The Cool New World


The terms “Old World” and “New World” have been part of the wine lexicon for decades. Old World wines, defined as the product of terroir and tradition, are grown in less than perfect conditions and yield wines of elegance and balance. New World wines, commonly grown in warmer climates, are dark with inky extraction, high alcohol and overtly ripe fruit. This holds true for the most part, except when it comes to a certain atypical member of the New World: Long Island.

Often, the zeitgeist in the U.S. drifts from west to east; trends developed in California eventually make their way to the Atlantic. With wine style, however, the Western U.S. seems to be more of a follower than a leader. We’ve seen it before; California producers look for love in all the wrong places, from the barrel-fermented chardonnay euphoria of the 1980s to the steamy yet doomed love affair with merlot in the ’90s. More recently, it was the geeky young-love nerd fest with pinot noir.

Now the wandering eyes of the West Coast have a new muse, one that is much different from its long-term partner. She is ethereal and elegant, refreshing and low in alcohol and inspired by the Old World. Her name is Balance, and she is the hot topic in American wine today. Winemakers and the media are engaged in a philosophical debate about how to achieve balance, discussing the merits of early picking and more judicious use of oak while describing balanced wines as the true measure of dedication and passion in the wine cellar.

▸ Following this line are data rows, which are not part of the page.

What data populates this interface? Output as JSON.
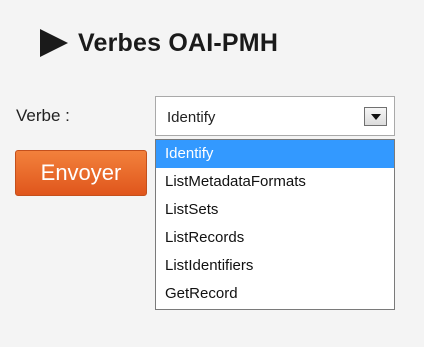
{
  "heading": {
    "title": "Verbes OAI-PMH",
    "icon": "play-triangle-icon"
  },
  "form": {
    "verb_label": "Verbe :",
    "selected_verb": "Identify",
    "submit_label": "Envoyer"
  },
  "dropdown": {
    "options": [
      "Identify",
      "ListMetadataFormats",
      "ListSets",
      "ListRecords",
      "ListIdentifiers",
      "GetRecord"
    ],
    "highlighted": "Identify"
  },
  "colors": {
    "button_orange": "#e8682a",
    "highlight_blue": "#3399ff",
    "panel_background": "#f4f4f4"
  }
}
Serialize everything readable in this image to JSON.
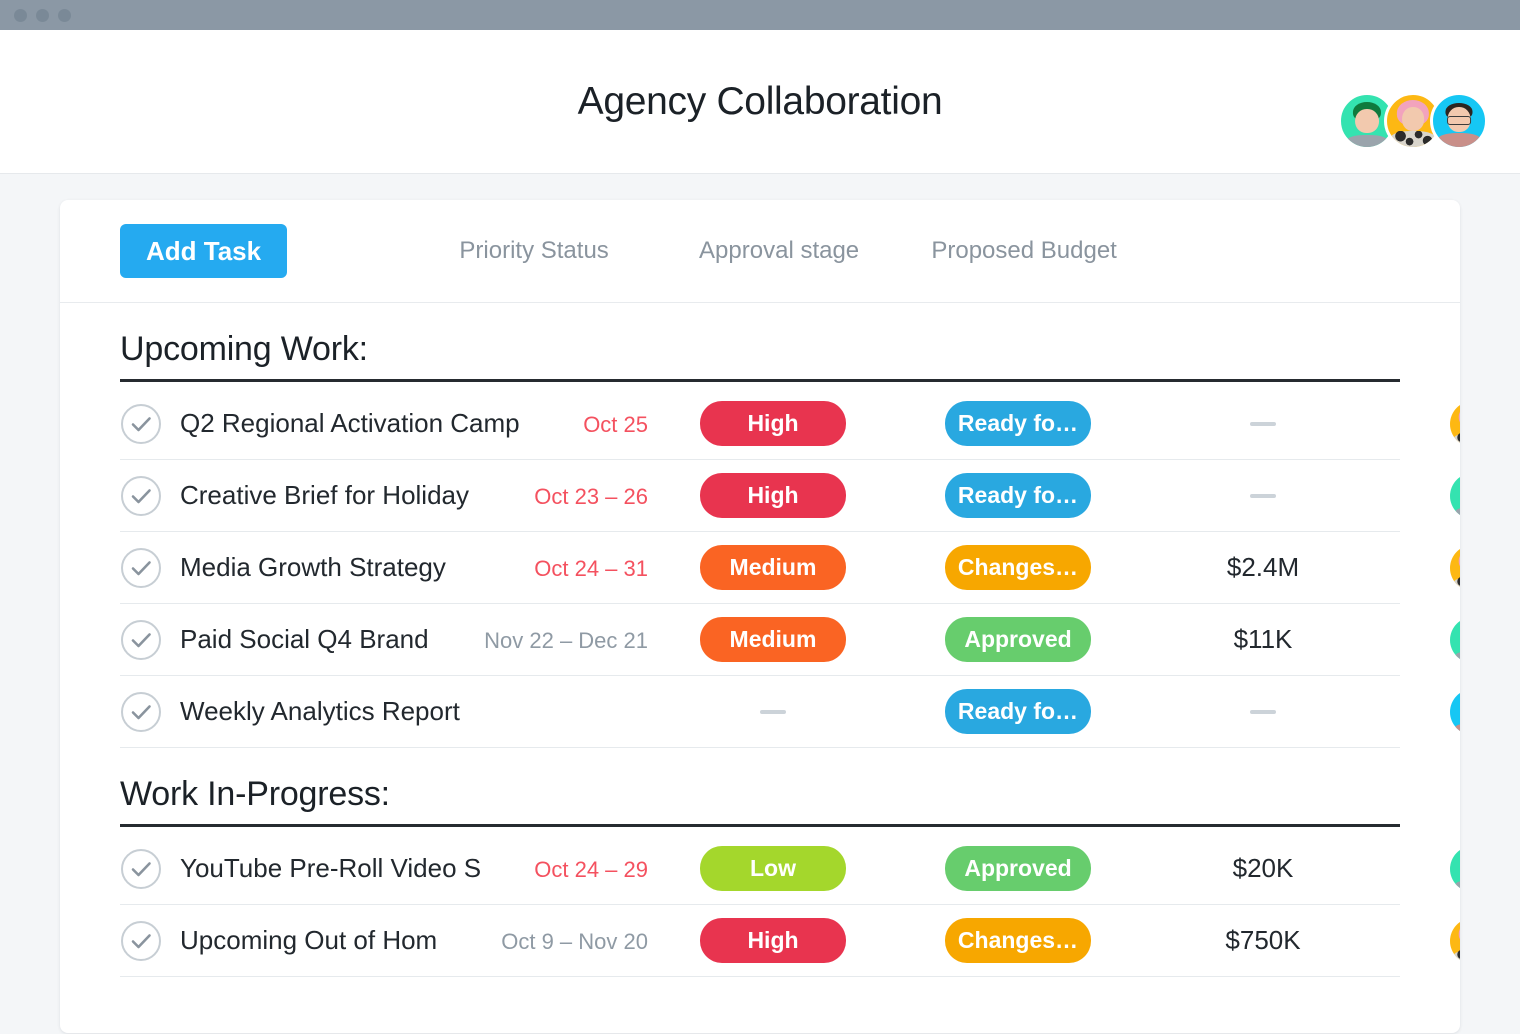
{
  "window": {
    "traffic_lights": [
      "close-dot",
      "minimize-dot",
      "zoom-dot"
    ]
  },
  "header": {
    "title": "Agency Collaboration",
    "members": [
      {
        "name": "member-mint",
        "color": "#34e3b0"
      },
      {
        "name": "member-gold",
        "color": "#fdb813"
      },
      {
        "name": "member-cyan",
        "color": "#16c7f4"
      }
    ]
  },
  "toolbar": {
    "add_task_label": "Add Task",
    "columns": [
      {
        "label": "Priority Status"
      },
      {
        "label": "Approval stage"
      },
      {
        "label": "Proposed Budget"
      }
    ]
  },
  "colors": {
    "accent": "#25aaf0",
    "high": "#e8344f",
    "medium": "#fa6423",
    "low": "#a4d72c",
    "ready": "#29a8e0",
    "changes": "#f7a700",
    "approved": "#67cd6d",
    "due_date": "#f4515f",
    "future_date": "#8f9aa4",
    "page_bg": "#f4f6f8",
    "titlebar": "#8b98a5"
  },
  "sections": [
    {
      "title": "Upcoming Work:",
      "tasks": [
        {
          "name": "Q2 Regional Activation Camp",
          "date": "Oct 25",
          "date_style": "due",
          "priority": "High",
          "priority_style": "high",
          "approval": "Ready fo…",
          "approval_style": "ready",
          "budget": "—",
          "assignee": "gold"
        },
        {
          "name": "Creative Brief for Holiday",
          "date": "Oct 23 – 26",
          "date_style": "due",
          "priority": "High",
          "priority_style": "high",
          "approval": "Ready fo…",
          "approval_style": "ready",
          "budget": "—",
          "assignee": "mint"
        },
        {
          "name": "Media Growth Strategy",
          "date": "Oct 24 – 31",
          "date_style": "due",
          "priority": "Medium",
          "priority_style": "medium",
          "approval": "Changes…",
          "approval_style": "changes",
          "budget": "$2.4M",
          "assignee": "gold"
        },
        {
          "name": "Paid Social Q4 Brand",
          "date": "Nov 22 – Dec 21",
          "date_style": "soon",
          "priority": "Medium",
          "priority_style": "medium",
          "approval": "Approved",
          "approval_style": "approved",
          "budget": "$11K",
          "assignee": "mint"
        },
        {
          "name": "Weekly Analytics Report",
          "date": "",
          "date_style": "soon",
          "priority": "—",
          "priority_style": "none",
          "approval": "Ready fo…",
          "approval_style": "ready",
          "budget": "—",
          "assignee": "cyan"
        }
      ]
    },
    {
      "title": "Work In-Progress:",
      "tasks": [
        {
          "name": "YouTube Pre-Roll Video S",
          "date": "Oct 24 – 29",
          "date_style": "due",
          "priority": "Low",
          "priority_style": "low",
          "approval": "Approved",
          "approval_style": "approved",
          "budget": "$20K",
          "assignee": "mint"
        },
        {
          "name": "Upcoming Out of Hom",
          "date": "Oct 9 – Nov 20",
          "date_style": "soon",
          "priority": "High",
          "priority_style": "high",
          "approval": "Changes…",
          "approval_style": "changes",
          "budget": "$750K",
          "assignee": "gold"
        }
      ]
    }
  ]
}
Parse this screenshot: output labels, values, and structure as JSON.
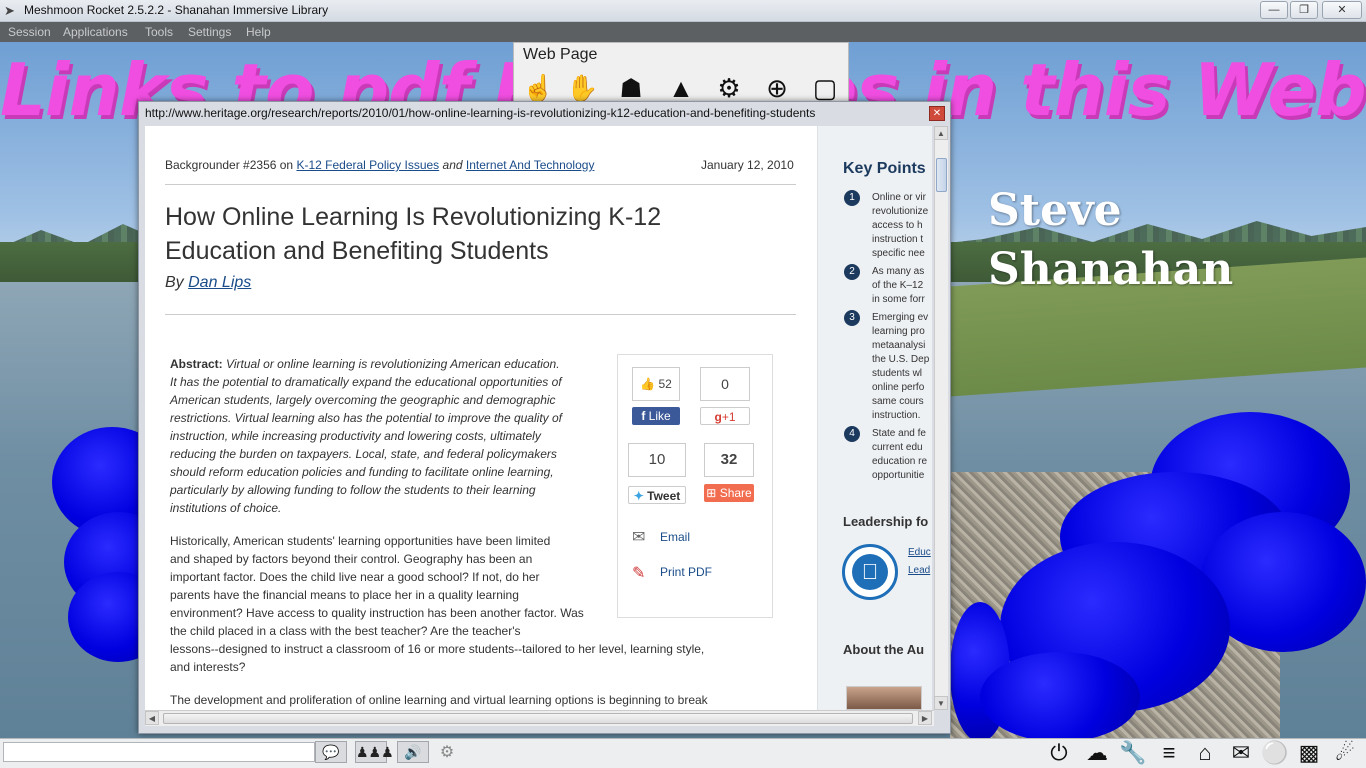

Why is this happening? Simply put, wine consumers have become tired of high-alcohol, overly extracted wines. They want variety and choice, but mainly they want sincerity, purity and something they can actually drink with a meal. We’re seeing the evolution and maturation of the American palate leading to a more serious level of wine and food appreciation. In response, California winemakers are scrambling to produce wines with lower alcohol and more finesse.

The big problem is the climates of California, Australia and other new-world regions can’t easily produce this style of wine. In fact, it’s getting more difficult here as our climate continues to warm. It can be done, mind you, but not naturally. The West Coast’s push toward more balanced wines started in the 1990s with the use of alcohol-removing technology, eventually evolving into the now common practice of adding water to grape juice before fermentation. But let’s be honest: the trend in California to produce wines with less alcohol and more acid is based not on a dedication to terroir, but on a calculated manipulation of juice to make wine that meets new market expectations.

The happy reality is Long Island has produced crisp, elegant and low-alcohol wines for almost 40 years—completely naturally—with ever-increasing quality and little need for winemaker intervention. Our style has never wavered; we have a dedicated, monogamous relationship with aromatic whites and ripe, elegant reds, all with moderate amounts of alcohol, refreshing natural acidity and an earthy minerality. We don’t have to change our techniques to be fashionable. It’s what our vineyards genuinely produce and the wine we sincerely create. Our terroir does this all by itself, and it’s the coolest wine style going at the moment. We may not always be hip, but we’ll always be steady.

Balance shouldn’t be short lived or difficult to obtain. It’s inherent in the terroir and so will take root as a persistent character of that district’s wines. If it’s too difficult to achieve naturally, then nature is telling you to do something else. Balance can’t be forced, and it certainly shouldn’t be manufactured. It is the natural state of good wine and a necessity in great wine.

We make wine in one of the oldest parts of the New World in a style all our own. This requires a new definition along with a new nom de plume, one that breaks with common dogma and accurately describes our region—an edgy, temperate zone of four seasons, unpredictable rainfall and cool ripening conditions. It’s a place near the sea with fertile soils, mild temperatures and lots of sunshine, all wrapped up in a distinctive New York groove. It’s a place like nowhere else on earth. I like to call it the Cool New World.